--- WORK REQUEST ---
Give the number of lines in the records below that include the word "workflow", and add nothing to it.

--- DATA IN THIS EXERCISE ---
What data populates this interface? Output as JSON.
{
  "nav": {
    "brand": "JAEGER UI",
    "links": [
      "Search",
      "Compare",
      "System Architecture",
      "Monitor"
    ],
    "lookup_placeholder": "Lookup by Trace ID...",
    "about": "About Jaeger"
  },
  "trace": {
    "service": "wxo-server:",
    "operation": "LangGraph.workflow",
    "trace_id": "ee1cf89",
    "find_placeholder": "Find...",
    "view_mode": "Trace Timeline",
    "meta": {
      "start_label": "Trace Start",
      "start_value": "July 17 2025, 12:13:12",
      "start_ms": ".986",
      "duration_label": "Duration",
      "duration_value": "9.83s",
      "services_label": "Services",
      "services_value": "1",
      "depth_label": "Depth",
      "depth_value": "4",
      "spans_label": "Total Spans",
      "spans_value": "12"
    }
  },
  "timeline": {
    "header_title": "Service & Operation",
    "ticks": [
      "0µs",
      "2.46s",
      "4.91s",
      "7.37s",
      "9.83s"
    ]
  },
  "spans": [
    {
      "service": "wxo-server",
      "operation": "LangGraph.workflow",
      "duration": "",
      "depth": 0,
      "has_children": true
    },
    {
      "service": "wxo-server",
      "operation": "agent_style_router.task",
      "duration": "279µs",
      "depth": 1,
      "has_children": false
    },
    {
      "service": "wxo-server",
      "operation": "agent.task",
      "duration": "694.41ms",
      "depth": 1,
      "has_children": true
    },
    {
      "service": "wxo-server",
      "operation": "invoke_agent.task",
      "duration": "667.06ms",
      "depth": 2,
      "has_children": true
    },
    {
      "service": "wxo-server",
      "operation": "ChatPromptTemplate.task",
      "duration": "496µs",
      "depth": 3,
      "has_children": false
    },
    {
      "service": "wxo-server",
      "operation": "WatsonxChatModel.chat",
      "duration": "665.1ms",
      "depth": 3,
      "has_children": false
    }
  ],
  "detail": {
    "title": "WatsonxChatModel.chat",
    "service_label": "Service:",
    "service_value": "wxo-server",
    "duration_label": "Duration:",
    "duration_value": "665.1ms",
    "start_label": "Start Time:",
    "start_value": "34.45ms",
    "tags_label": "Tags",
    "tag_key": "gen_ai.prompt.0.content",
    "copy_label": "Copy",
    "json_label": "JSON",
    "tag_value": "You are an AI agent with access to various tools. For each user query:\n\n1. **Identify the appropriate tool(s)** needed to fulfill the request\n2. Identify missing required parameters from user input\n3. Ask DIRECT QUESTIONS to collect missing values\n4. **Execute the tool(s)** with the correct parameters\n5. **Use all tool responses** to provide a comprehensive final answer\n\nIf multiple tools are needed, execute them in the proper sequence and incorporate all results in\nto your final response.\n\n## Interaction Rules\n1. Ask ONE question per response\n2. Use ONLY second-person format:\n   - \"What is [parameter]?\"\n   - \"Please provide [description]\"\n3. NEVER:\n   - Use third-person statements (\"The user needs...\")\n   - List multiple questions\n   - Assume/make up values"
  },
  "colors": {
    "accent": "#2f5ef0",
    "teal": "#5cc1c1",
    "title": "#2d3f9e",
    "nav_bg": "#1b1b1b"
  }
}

--- REPLY TO THE TASK ---
2